My work with the Diocesan Tribunal takes a couple of full days, at least, each week. Remember, the Tribunal is the judicial system of the Church. Although it has other responsibilities, it primarily handles marriage-annulment cases.
I began in the last morceau to describe the process of handling such cases, a set of steps governed mostly by cann. 1671-1691 of the Code of Canon Law. Each case begins with a written petition submitted by one of the parties to the failed marriage, usually according to a standard outline.
This is when I get involved. At this point the Judicial Vicar or his delegate must quickly do a number of things. First I verify that we can take the case: if the wedding was here in the diocese or if one of the parties lives here, we can. Then, if both parties already are clearly in agreement as to the invalidity of their attempted marriage and why, having explained it so well that nothing else really is needed to prove the truth (something to be verified within a month at a cooperative meeting of all concerned), I can designate the use of a special, “briefer” process before the bishop himself. If the bishop concurs, the decision can be issued fairly quickly.
BUT this rarely happens. Most of the time there are a few questions about what really was the case on the wedding day: what really were the parties’ understandings and commitment, what really was their psychological state, and so forth. Only a small minority of divorced couples remain so cooperative with each other that they will work together, even if they really are in agreement on the substantive issues.

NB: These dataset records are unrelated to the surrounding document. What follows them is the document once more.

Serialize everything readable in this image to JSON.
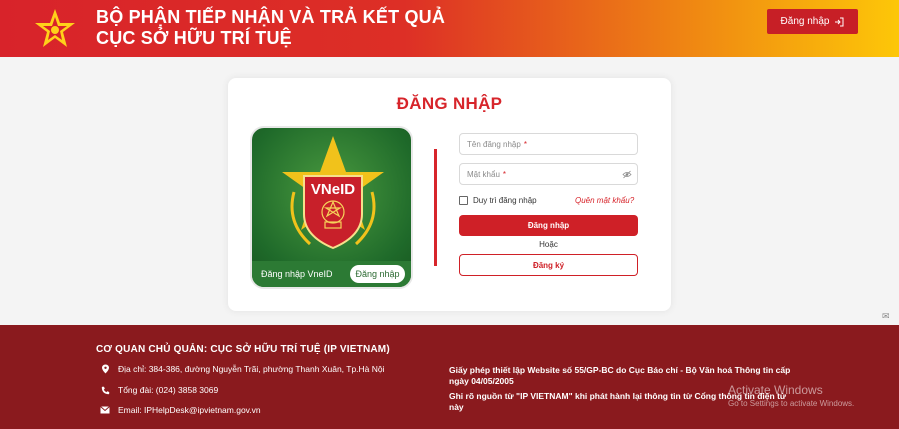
{
  "header": {
    "title_line1": "BỘ PHẬN TIẾP NHẬN VÀ TRẢ KẾT QUẢ",
    "title_line2": "CỤC SỞ HỮU TRÍ TUỆ",
    "login_button": "Đăng nhập",
    "login_icon": "login-arrow-icon"
  },
  "login": {
    "title": "ĐĂNG NHẬP",
    "vneid": {
      "brand": "VNeID",
      "label": "Đăng nhập VneID",
      "button": "Đăng nhập"
    },
    "username_placeholder": "Tên đăng nhập",
    "password_placeholder": "Mật khẩu",
    "required_mark": "*",
    "remember": "Duy trì đăng nhập",
    "forgot": "Quên mật khẩu?",
    "submit": "Đăng nhập",
    "or": "Hoặc",
    "register": "Đăng ký"
  },
  "footer": {
    "agency": "CƠ QUAN CHỦ QUẢN: CỤC SỞ HỮU TRÍ TUỆ (IP VIETNAM)",
    "address": "Địa chỉ: 384-386, đường Nguyễn Trãi, phường Thanh Xuân, Tp.Hà Nội",
    "phone": "Tổng đài: (024) 3858 3069",
    "email": "Email: IPHelpDesk@ipvietnam.gov.vn",
    "license": "Giấy phép thiết lập Website số 55/GP-BC do Cục Báo chí - Bộ Văn hoá Thông tin cấp ngày 04/05/2005",
    "source_note": "Ghi rõ nguồn từ \"IP VIETNAM\" khi phát hành lại thông tin từ Cổng thông tin điện tử này"
  },
  "watermark": {
    "line1": "Activate Windows",
    "line2": "Go to Settings to activate Windows."
  },
  "colors": {
    "primary_red": "#d7252b",
    "footer_bg": "#8a1a1e",
    "header_gradient_end": "#fdc708"
  }
}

What usually occurs is that I – in consultation with the other judges, assessors and defenders of the bond in the Tribunal office as needed – identify what these issues (“grounds”) seem to be. Then I inform the other party if s/he does not yet know of these (or even that their “ex” has asked us to study the matter!). After having heard the views of this person – now known as the respondent – or waiting a sufficient time for him/her to respond, the process moves on. Within a month or so questionnaires to witnesses named by the parties are composed and sent out.
When the answers to these letters come back – usually within six weeks, although quicker is nicer! – a time for decision-making is at hand. I’ll talk about that in my next morceau!